What does internet regulation have to do with the financial crisis?

Nothing.  And yet (via Instapundit),

Earlier this week, the Washington Post reported on another little Easter egg in a bill cruising through Congress that would normally have followed Nancy Pelosi’s policy of discovery ex post facto. Democrats have pushed hard to get the financial-regulation reform bill unstuck in the Senate, mainly playing on class-warfare themes in painting the GOP as the party of eeeeeeevil Wall Street robber barons. However, the House version of the bill contains provisions that would put the Federal Trade Commission in position to start issuing rules on Internet transactions that would not only slow down business growth but also have no relevance at all to the financial collapse that prompted the bill. 

I’m not trying to argue that these hidden gems are in any way meaningful.  I’d note that this is about trade (although that’s not a problem that should need a solution at this time), and in no way threatens communication.  But it’s puzzling, none the less. 

This is just another example of something that can be avoided if we were to limit federal bills to only the topic at hand, as I wrote about here.  If this aspect of the legislation is necessary, and I think that’s a big if, let it stand on its own.

Are you ready for the healthcare gulags?

According to the non-partisan Joint Committee on Taxation, (via Ann Althouse) failure to purchase health insurance that the government deems acceptable will result in a tax penalty.  Failure to pay that penalty will result in prison time. 

H.R. 3962 provides that an individual (or a husband and wife in the case of a joint return) who does not, at any time during the taxable year, maintain acceptable health insurance coverage for himself or herself and each of his or her qualifying children is subject to an additional tax.” [page 1]
                                                         – – – – – – – – – –                                                   

If the government determines that the taxpayer’s unpaid tax liability results from willful behavior, the following penalties could apply…” [page 2]

                                                         – – – – – – – – – –                                                  

Criminal penalties

Prosecution is authorized under the Code for a variety of offenses.  Depending on the level of the noncompliance, the following penalties could apply to an individual:

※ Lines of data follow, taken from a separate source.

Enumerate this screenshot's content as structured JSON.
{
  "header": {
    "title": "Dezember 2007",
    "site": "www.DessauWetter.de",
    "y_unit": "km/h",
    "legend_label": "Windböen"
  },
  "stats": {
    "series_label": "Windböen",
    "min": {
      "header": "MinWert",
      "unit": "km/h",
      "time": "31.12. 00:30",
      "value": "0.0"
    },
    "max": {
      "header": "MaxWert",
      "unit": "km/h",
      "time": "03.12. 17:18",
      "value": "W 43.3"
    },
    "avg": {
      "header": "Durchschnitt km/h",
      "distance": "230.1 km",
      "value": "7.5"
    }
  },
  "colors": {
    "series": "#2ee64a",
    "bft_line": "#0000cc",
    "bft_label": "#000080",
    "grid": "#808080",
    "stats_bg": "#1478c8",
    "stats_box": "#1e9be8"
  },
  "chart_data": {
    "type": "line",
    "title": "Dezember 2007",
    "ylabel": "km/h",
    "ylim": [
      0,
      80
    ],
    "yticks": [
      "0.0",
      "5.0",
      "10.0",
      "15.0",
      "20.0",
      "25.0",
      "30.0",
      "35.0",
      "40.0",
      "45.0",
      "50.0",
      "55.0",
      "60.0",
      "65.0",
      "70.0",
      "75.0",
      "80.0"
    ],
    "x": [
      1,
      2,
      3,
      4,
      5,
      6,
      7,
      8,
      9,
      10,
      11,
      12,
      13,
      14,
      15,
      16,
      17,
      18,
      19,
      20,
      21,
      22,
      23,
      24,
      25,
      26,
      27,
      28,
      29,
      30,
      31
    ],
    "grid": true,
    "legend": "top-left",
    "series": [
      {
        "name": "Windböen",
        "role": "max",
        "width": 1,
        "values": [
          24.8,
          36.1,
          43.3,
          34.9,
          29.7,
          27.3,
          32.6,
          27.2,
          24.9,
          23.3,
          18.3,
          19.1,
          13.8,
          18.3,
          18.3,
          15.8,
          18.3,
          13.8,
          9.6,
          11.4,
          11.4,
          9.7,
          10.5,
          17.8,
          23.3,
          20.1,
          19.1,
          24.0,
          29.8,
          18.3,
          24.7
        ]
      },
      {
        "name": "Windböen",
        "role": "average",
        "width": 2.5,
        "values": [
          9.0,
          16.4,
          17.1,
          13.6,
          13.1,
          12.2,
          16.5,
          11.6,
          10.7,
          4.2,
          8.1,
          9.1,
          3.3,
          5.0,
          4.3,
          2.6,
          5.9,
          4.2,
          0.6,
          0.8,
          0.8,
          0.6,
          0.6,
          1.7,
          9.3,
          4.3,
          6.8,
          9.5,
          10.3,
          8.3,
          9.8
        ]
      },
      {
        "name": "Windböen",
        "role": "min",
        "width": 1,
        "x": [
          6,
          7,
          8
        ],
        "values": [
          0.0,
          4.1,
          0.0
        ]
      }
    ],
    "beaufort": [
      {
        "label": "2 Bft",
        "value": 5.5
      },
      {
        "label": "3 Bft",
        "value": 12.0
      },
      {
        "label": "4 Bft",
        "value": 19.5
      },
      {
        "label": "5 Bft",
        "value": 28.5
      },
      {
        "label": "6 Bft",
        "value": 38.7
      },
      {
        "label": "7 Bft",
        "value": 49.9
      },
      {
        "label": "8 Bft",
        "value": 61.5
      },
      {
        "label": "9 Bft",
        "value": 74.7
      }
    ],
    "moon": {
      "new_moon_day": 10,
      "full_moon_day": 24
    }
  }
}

• Section 7203 – misdemeanor willful failure to pay is punishable by a fine of up to $25,000 and/or imprisonment of up to one year.

• Section 7201 – felony willful evasion is punishable by a fine of up to $250,000 and/or imprisonment of up to five years.” [page 3]

Was this what you were hoping for?

72 Hours for the Public to View New Legislation

This resolution, which would allow for new legislation to be posted on the internet for 72 hours before a House of Representatives vote,  is currently stalled in the House.  I just emailed my representative to request that he support it.  Please consider doing the same.